WORK REQUIRED |
Set down each line of the material that follows exactly, and leave its pictures out.

DATA SHOWN |

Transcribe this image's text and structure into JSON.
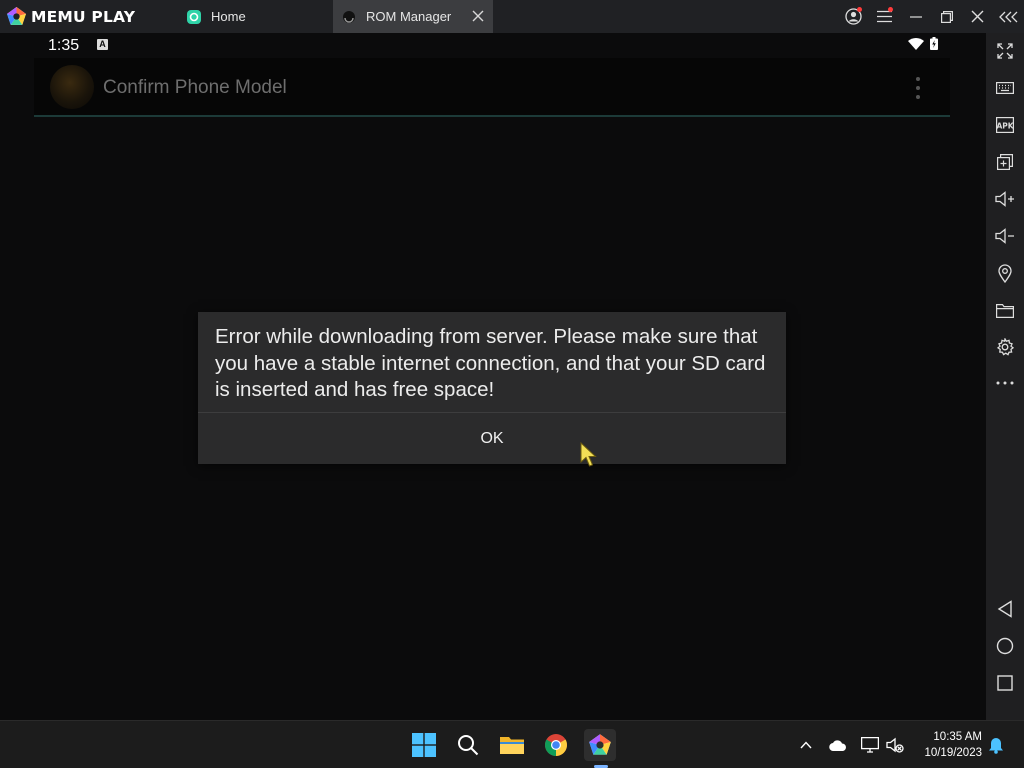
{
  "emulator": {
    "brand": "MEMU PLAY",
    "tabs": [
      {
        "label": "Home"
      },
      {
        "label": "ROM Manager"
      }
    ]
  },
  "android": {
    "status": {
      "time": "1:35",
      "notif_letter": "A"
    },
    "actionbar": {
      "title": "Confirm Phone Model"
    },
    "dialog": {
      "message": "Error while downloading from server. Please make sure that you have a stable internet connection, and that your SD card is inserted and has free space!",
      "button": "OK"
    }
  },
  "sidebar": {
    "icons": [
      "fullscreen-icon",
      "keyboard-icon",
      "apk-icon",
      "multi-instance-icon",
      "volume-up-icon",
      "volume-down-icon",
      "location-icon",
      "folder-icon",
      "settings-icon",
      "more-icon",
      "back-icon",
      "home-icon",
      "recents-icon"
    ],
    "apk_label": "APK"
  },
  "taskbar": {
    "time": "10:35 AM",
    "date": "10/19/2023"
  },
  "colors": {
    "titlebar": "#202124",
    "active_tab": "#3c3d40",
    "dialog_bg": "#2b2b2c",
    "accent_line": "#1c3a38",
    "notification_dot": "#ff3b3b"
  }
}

WRITTEN ANSWER |
Transcribe this image's text and structure into JSON.
{
  "emulator": {
    "brand": "MEMU PLAY",
    "tabs": [
      {
        "label": "Home"
      },
      {
        "label": "ROM Manager"
      }
    ]
  },
  "android": {
    "status": {
      "time": "1:35",
      "notif_letter": "A"
    },
    "actionbar": {
      "title": "Confirm Phone Model"
    },
    "dialog": {
      "message": "Error while downloading from server. Please make sure that you have a stable internet connection, and that your SD card is inserted and has free space!",
      "button": "OK"
    }
  },
  "sidebar": {
    "icons": [
      "fullscreen-icon",
      "keyboard-icon",
      "apk-icon",
      "multi-instance-icon",
      "volume-up-icon",
      "volume-down-icon",
      "location-icon",
      "folder-icon",
      "settings-icon",
      "more-icon",
      "back-icon",
      "home-icon",
      "recents-icon"
    ],
    "apk_label": "APK"
  },
  "taskbar": {
    "time": "10:35 AM",
    "date": "10/19/2023"
  },
  "colors": {
    "titlebar": "#202124",
    "active_tab": "#3c3d40",
    "dialog_bg": "#2b2b2c",
    "accent_line": "#1c3a38",
    "notification_dot": "#ff3b3b"
  }
}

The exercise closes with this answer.